That was just about all that was said about meaningful use, because no speaker or attendee had had a chance to review the final rule — except of course, for representatives of the Office of the National Coordinator (ONC) of Health IT in attendance. And they weren’t talking, so as not to upstage the festivities down in D.C., where agency top brass were formally unveiling the rule.
NIST has an interesting role in keeping the U.S. economy churning by developing measurement standards. The agency mandates standards for everyday things we take for granted, such as accurate, honest gas pumps and — we were constantly reminded, with the giant digital clocks ticking away above the conference stage — figuring out what time it is, officially.
It was refreshing, actually, to attend a NIST conference. The conference organizers were quite polite about it, but they quickly alerted speakers who ran over their allotted time, and the speakers quickly wrapped up whatever it was they were saying. That’s in stark contrast to other health IT conferences, where vendors sometimes take over the stage and take their time (and ours, too).
In the health IT space, NIST is seeking contractors to help determine how it will measure EHR usability and insert itself into the meaningful use debate. The agency spent all day Tuesday listening to stakeholders in the industry — vendors, researchers; thought leaders from HIMSS, ONC and the FDA; and EHR users, too — to understand how to best proceed in its work, which amounts to creating a reproducible set of rules for measuring how usable an EHR system is.
It could be that NIST ends up making voluntary recommendations for EHR usability, in tandem with the Agency for Healthcare Research and Quality, which helped organize the conference. It could be that the standards become regulatory law, part and parcel of NIST’s job managing EHR certification. Either way, both vendors and health care providers can register their suggestions with NIST right now and insert their own perspectives about what makes an EHR usable.
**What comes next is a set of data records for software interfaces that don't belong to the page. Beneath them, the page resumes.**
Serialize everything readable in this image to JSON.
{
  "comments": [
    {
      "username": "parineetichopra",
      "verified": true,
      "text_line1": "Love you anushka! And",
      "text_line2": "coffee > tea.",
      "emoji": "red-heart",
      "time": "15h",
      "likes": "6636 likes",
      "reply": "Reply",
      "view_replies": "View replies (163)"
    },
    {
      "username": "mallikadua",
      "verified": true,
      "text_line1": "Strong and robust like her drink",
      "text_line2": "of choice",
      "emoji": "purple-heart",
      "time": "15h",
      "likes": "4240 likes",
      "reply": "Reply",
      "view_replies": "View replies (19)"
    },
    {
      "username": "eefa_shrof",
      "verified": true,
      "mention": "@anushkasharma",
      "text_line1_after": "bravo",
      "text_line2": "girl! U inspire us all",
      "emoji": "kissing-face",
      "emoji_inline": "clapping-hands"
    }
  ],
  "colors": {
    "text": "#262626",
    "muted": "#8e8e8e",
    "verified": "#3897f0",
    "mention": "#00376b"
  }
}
Might as well, right? The decisions NIST is making right now could shape how EHR systems look — and work — for the next few decades.